PROBLEM TO SOLVE » The full set of entries, reproduced exactly, is the expected answer.

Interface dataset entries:
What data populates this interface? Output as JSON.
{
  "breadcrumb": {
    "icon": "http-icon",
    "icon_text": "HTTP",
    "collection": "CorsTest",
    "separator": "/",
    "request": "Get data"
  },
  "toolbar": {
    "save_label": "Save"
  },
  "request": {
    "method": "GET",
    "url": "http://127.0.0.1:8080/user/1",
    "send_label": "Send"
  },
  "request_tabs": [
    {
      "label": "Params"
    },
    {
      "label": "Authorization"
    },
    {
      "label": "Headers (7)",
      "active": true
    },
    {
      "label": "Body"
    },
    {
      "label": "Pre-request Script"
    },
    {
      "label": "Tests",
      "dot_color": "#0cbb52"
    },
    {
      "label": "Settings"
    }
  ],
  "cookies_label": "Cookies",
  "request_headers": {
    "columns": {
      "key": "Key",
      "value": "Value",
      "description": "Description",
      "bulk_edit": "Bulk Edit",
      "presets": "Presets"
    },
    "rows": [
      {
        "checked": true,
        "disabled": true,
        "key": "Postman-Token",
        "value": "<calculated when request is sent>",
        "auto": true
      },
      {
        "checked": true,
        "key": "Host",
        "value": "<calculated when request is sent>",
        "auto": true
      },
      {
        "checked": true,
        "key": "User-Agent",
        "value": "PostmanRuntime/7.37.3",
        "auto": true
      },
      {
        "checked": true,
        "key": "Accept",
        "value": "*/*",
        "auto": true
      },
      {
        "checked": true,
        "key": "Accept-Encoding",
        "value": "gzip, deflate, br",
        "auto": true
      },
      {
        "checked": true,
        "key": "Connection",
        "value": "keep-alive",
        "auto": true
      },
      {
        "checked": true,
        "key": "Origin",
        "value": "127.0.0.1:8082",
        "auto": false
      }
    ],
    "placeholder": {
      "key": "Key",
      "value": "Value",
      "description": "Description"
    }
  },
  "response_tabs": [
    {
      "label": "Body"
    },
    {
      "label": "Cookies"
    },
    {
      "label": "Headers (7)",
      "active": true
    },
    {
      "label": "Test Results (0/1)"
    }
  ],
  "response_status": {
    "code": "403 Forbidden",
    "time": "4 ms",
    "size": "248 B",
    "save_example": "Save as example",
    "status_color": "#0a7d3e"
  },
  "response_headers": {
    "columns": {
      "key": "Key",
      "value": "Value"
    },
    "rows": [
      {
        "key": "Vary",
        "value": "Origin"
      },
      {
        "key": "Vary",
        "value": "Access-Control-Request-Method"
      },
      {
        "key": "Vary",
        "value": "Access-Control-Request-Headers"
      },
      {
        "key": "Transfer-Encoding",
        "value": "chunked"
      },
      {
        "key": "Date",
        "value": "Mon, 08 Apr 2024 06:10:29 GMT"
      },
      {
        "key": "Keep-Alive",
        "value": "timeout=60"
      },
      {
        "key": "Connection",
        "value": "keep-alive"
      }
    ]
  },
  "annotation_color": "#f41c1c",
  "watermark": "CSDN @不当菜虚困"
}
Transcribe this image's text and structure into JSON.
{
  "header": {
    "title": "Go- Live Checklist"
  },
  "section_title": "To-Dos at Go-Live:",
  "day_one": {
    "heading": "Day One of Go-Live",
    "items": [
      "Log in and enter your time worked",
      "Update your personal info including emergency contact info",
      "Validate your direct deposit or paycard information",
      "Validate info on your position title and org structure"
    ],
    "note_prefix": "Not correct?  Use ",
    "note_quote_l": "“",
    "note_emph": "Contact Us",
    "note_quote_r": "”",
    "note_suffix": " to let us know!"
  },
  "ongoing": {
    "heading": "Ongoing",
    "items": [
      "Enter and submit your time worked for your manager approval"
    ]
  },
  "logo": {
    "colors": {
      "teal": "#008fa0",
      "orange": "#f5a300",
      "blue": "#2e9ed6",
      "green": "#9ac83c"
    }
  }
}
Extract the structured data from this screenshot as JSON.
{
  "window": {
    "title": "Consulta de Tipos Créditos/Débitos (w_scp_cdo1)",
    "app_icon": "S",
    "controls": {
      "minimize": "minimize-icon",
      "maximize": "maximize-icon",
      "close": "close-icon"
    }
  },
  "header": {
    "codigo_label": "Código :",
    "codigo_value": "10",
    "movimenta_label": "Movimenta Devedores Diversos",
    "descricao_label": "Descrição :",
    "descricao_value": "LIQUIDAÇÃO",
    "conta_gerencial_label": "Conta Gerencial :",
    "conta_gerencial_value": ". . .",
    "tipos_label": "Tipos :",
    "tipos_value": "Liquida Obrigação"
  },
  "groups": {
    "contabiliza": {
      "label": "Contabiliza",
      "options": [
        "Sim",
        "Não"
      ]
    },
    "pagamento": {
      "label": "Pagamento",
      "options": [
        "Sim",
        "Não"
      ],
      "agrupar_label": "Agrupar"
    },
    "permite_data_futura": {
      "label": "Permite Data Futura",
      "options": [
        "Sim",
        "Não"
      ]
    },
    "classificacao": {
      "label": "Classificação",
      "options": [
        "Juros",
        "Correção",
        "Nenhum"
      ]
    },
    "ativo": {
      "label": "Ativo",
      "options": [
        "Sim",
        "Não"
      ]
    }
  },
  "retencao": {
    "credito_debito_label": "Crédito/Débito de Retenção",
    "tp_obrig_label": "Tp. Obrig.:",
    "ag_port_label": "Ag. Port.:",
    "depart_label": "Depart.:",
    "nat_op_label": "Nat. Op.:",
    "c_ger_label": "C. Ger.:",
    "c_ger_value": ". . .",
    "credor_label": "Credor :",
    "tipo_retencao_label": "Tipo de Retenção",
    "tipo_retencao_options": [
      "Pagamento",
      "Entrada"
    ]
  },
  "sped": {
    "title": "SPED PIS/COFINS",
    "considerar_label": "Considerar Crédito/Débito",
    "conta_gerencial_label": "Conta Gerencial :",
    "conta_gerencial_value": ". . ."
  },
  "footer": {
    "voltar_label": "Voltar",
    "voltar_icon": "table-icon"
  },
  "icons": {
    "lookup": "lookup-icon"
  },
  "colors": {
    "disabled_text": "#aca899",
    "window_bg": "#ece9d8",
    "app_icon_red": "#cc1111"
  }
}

FINISHED EXERCISE »
What data populates this interface? Output as JSON.
{
  "breadcrumb": {
    "icon": "http-icon",
    "icon_text": "HTTP",
    "collection": "CorsTest",
    "separator": "/",
    "request": "Get data"
  },
  "toolbar": {
    "save_label": "Save"
  },
  "request": {
    "method": "GET",
    "url": "http://127.0.0.1:8080/user/1",
    "send_label": "Send"
  },
  "request_tabs": [
    {
      "label": "Params"
    },
    {
      "label": "Authorization"
    },
    {
      "label": "Headers (7)",
      "active": true
    },
    {
      "label": "Body"
    },
    {
      "label": "Pre-request Script"
    },
    {
      "label": "Tests",
      "dot_color": "#0cbb52"
    },
    {
      "label": "Settings"
    }
  ],
  "cookies_label": "Cookies",
  "request_headers": {
    "columns": {
      "key": "Key",
      "value": "Value",
      "description": "Description",
      "bulk_edit": "Bulk Edit",
      "presets": "Presets"
    },
    "rows": [
      {
        "checked": true,
        "disabled": true,
        "key": "Postman-Token",
        "value": "<calculated when request is sent>",
        "auto": true
      },
      {
        "checked": true,
        "key": "Host",
        "value": "<calculated when request is sent>",
        "auto": true
      },
      {
        "checked": true,
        "key": "User-Agent",
        "value": "PostmanRuntime/7.37.3",
        "auto": true
      },
      {
        "checked": true,
        "key": "Accept",
        "value": "*/*",
        "auto": true
      },
      {
        "checked": true,
        "key": "Accept-Encoding",
        "value": "gzip, deflate, br",
        "auto": true
      },
      {
        "checked": true,
        "key": "Connection",
        "value": "keep-alive",
        "auto": true
      },
      {
        "checked": true,
        "key": "Origin",
        "value": "127.0.0.1:8082",
        "auto": false
      }
    ],
    "placeholder": {
      "key": "Key",
      "value": "Value",
      "description": "Description"
    }
  },
  "response_tabs": [
    {
      "label": "Body"
    },
    {
      "label": "Cookies"
    },
    {
      "label": "Headers (7)",
      "active": true
    },
    {
      "label": "Test Results (0/1)"
    }
  ],
  "response_status": {
    "code": "403 Forbidden",
    "time": "4 ms",
    "size": "248 B",
    "save_example": "Save as example",
    "status_color": "#0a7d3e"
  },
  "response_headers": {
    "columns": {
      "key": "Key",
      "value": "Value"
    },
    "rows": [
      {
        "key": "Vary",
        "value": "Origin"
      },
      {
        "key": "Vary",
        "value": "Access-Control-Request-Method"
      },
      {
        "key": "Vary",
        "value": "Access-Control-Request-Headers"
      },
      {
        "key": "Transfer-Encoding",
        "value": "chunked"
      },
      {
        "key": "Date",
        "value": "Mon, 08 Apr 2024 06:10:29 GMT"
      },
      {
        "key": "Keep-Alive",
        "value": "timeout=60"
      },
      {
        "key": "Connection",
        "value": "keep-alive"
      }
    ]
  },
  "annotation_color": "#f41c1c",
  "watermark": "CSDN @不当菜虚困"
}
Transcribe this image's text and structure into JSON.
{
  "header": {
    "title": "Go- Live Checklist"
  },
  "section_title": "To-Dos at Go-Live:",
  "day_one": {
    "heading": "Day One of Go-Live",
    "items": [
      "Log in and enter your time worked",
      "Update your personal info including emergency contact info",
      "Validate your direct deposit or paycard information",
      "Validate info on your position title and org structure"
    ],
    "note_prefix": "Not correct?  Use ",
    "note_quote_l": "“",
    "note_emph": "Contact Us",
    "note_quote_r": "”",
    "note_suffix": " to let us know!"
  },
  "ongoing": {
    "heading": "Ongoing",
    "items": [
      "Enter and submit your time worked for your manager approval"
    ]
  },
  "logo": {
    "colors": {
      "teal": "#008fa0",
      "orange": "#f5a300",
      "blue": "#2e9ed6",
      "green": "#9ac83c"
    }
  }
}
Extract the structured data from this screenshot as JSON.
{
  "window": {
    "title": "Consulta de Tipos Créditos/Débitos (w_scp_cdo1)",
    "app_icon": "S",
    "controls": {
      "minimize": "minimize-icon",
      "maximize": "maximize-icon",
      "close": "close-icon"
    }
  },
  "header": {
    "codigo_label": "Código :",
    "codigo_value": "10",
    "movimenta_label": "Movimenta Devedores Diversos",
    "descricao_label": "Descrição :",
    "descricao_value": "LIQUIDAÇÃO",
    "conta_gerencial_label": "Conta Gerencial :",
    "conta_gerencial_value": ". . .",
    "tipos_label": "Tipos :",
    "tipos_value": "Liquida Obrigação"
  },
  "groups": {
    "contabiliza": {
      "label": "Contabiliza",
      "options": [
        "Sim",
        "Não"
      ]
    },
    "pagamento": {
      "label": "Pagamento",
      "options": [
        "Sim",
        "Não"
      ],
      "agrupar_label": "Agrupar"
    },
    "permite_data_futura": {
      "label": "Permite Data Futura",
      "options": [
        "Sim",
        "Não"
      ]
    },
    "classificacao": {
      "label": "Classificação",
      "options": [
        "Juros",
        "Correção",
        "Nenhum"
      ]
    },
    "ativo": {
      "label": "Ativo",
      "options": [
        "Sim",
        "Não"
      ]
    }
  },
  "retencao": {
    "credito_debito_label": "Crédito/Débito de Retenção",
    "tp_obrig_label": "Tp. Obrig.:",
    "ag_port_label": "Ag. Port.:",
    "depart_label": "Depart.:",
    "nat_op_label": "Nat. Op.:",
    "c_ger_label": "C. Ger.:",
    "c_ger_value": ". . .",
    "credor_label": "Credor :",
    "tipo_retencao_label": "Tipo de Retenção",
    "tipo_retencao_options": [
      "Pagamento",
      "Entrada"
    ]
  },
  "sped": {
    "title": "SPED PIS/COFINS",
    "considerar_label": "Considerar Crédito/Débito",
    "conta_gerencial_label": "Conta Gerencial :",
    "conta_gerencial_value": ". . ."
  },
  "footer": {
    "voltar_label": "Voltar",
    "voltar_icon": "table-icon"
  },
  "icons": {
    "lookup": "lookup-icon"
  },
  "colors": {
    "disabled_text": "#aca899",
    "window_bg": "#ece9d8",
    "app_icon_red": "#cc1111"
  }
}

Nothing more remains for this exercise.